"Food for Thought" is an information vane. It comes together with free bread, donated by local bakeries. No one gets paid for recuperating bread while the bakery does not ask tax receits.


The initial idea was to set up free bread buskets in all the places frequented by low income people and to distribute thought-provoking information with it. It could become an alternative to Food Banks and their heavy beurocratic structure, which requires needy person to make an appointment, and undergo a thorough examination of his-her miserable condition.

I contacted various Community centers, Soup Kitchens run by the Church, and Schools for New Immigrants. Without hesitation all of them said "No" to my proposal. The reason given was: "It is not our mandate". It looks like our society is not ready for something so simple and obvious as to distribute exces food without some "professional of the bleeding heart" profiting from it.

I took another road and began to recuperate and distribute free food through personal connections. People whom I knew, in turn, created little groups of bread distribution among their friends and so on.

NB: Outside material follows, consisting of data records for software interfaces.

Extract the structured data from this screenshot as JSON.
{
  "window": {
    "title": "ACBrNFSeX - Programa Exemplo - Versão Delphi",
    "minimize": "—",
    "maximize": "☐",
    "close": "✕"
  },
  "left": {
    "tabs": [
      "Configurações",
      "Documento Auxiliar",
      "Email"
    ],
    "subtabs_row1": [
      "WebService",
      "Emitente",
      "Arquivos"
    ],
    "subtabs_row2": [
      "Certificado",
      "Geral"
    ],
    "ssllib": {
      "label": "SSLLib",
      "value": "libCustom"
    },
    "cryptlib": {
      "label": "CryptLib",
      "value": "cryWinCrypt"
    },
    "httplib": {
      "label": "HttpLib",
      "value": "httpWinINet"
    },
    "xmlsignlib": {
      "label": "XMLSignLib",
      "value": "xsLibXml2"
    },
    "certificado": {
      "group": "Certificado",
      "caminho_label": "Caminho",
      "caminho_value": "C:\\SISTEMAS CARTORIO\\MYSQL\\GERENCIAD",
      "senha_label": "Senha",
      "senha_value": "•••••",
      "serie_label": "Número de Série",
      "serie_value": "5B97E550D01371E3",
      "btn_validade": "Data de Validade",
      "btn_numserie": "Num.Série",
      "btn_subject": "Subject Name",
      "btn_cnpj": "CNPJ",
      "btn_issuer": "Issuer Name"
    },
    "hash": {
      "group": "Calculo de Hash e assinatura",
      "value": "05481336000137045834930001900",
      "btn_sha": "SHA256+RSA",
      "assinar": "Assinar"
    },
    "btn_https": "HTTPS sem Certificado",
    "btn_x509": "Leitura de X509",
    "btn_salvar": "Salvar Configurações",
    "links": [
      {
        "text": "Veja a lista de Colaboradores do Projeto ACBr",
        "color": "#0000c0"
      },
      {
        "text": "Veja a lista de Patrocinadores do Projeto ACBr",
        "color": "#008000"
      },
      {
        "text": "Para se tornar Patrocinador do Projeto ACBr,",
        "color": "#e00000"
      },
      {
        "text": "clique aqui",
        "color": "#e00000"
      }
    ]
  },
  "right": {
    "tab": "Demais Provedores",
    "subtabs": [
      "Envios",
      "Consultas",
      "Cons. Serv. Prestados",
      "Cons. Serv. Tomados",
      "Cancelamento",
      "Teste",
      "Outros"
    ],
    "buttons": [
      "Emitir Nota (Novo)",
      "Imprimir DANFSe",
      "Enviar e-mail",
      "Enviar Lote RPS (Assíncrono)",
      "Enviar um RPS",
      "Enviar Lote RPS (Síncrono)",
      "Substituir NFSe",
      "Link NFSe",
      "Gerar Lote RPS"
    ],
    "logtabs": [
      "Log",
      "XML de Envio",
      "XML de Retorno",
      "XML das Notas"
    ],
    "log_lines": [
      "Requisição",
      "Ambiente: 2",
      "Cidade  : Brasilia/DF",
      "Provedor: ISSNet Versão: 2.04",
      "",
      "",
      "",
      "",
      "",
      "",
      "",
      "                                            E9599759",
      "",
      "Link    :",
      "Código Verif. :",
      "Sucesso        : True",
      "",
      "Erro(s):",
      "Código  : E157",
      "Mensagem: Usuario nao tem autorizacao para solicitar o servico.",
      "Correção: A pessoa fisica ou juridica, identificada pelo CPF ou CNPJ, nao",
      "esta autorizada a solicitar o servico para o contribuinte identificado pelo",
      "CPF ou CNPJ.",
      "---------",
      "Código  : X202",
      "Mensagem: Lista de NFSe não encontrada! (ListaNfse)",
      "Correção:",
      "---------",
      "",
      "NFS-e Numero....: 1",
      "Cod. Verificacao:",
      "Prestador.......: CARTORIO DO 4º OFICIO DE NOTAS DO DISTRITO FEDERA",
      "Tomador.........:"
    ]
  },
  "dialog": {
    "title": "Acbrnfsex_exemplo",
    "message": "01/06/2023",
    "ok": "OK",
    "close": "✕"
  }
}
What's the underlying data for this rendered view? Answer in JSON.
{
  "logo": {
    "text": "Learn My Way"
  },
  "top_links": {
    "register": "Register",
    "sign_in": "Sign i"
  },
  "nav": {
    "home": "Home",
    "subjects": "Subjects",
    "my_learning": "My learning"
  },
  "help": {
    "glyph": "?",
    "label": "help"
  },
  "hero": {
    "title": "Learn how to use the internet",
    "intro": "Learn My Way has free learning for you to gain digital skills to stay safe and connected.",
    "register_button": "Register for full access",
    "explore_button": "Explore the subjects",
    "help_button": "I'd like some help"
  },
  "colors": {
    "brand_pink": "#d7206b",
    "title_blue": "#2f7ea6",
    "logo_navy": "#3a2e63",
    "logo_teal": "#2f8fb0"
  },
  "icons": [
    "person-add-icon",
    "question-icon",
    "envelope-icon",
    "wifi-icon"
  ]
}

This activity should not to be confused with dumpster diving. I believe that food should never end up in a dumpster. Ideally, we should produce only that which is required. Alas, our economy is based upon over production. So why not recuperate what is destined to be thrown out anyhow? Often organizations which over produce food don't like to throw it themselves, but they are too busy trying to do their business.

Ironically, one can get for free bread only from the best bakeries. To charge the top dollar, they have to get rid of the day old bred. There is nothing wrong with that bread, but people would not pay 5 or 8 dollars per loaf unless it is "virgin", directly from the oven. So my "customers" get top quality day old bread without paying a penny. It does not disrupt Bakery's business in any way-their customers can afford the freshest bread, while my"customers" would not shop in that bakery anyhow. "One man's junk is another man's treasure" goes the adige. As true as ever.

Though I distribute food, I realise that there is no point in trying to make life easier for people who are mentally caught in a consumer race. Why help save money to someone who will use liberated resources to buy a bigger tv? Unfortunatelly, poor people very often are uneducated consumers. That's why ideas and education are equally if not more important than food in the fight to eliminate poverty.

One can bring the horse to the water, but one can make it drink the water, so for the time being we simply provide free food and on the wrapping paste links to various thought-provoking articles. If you have suggestions what to publish, please email me at

Edition#1: "SILENCE"by John Zerzan.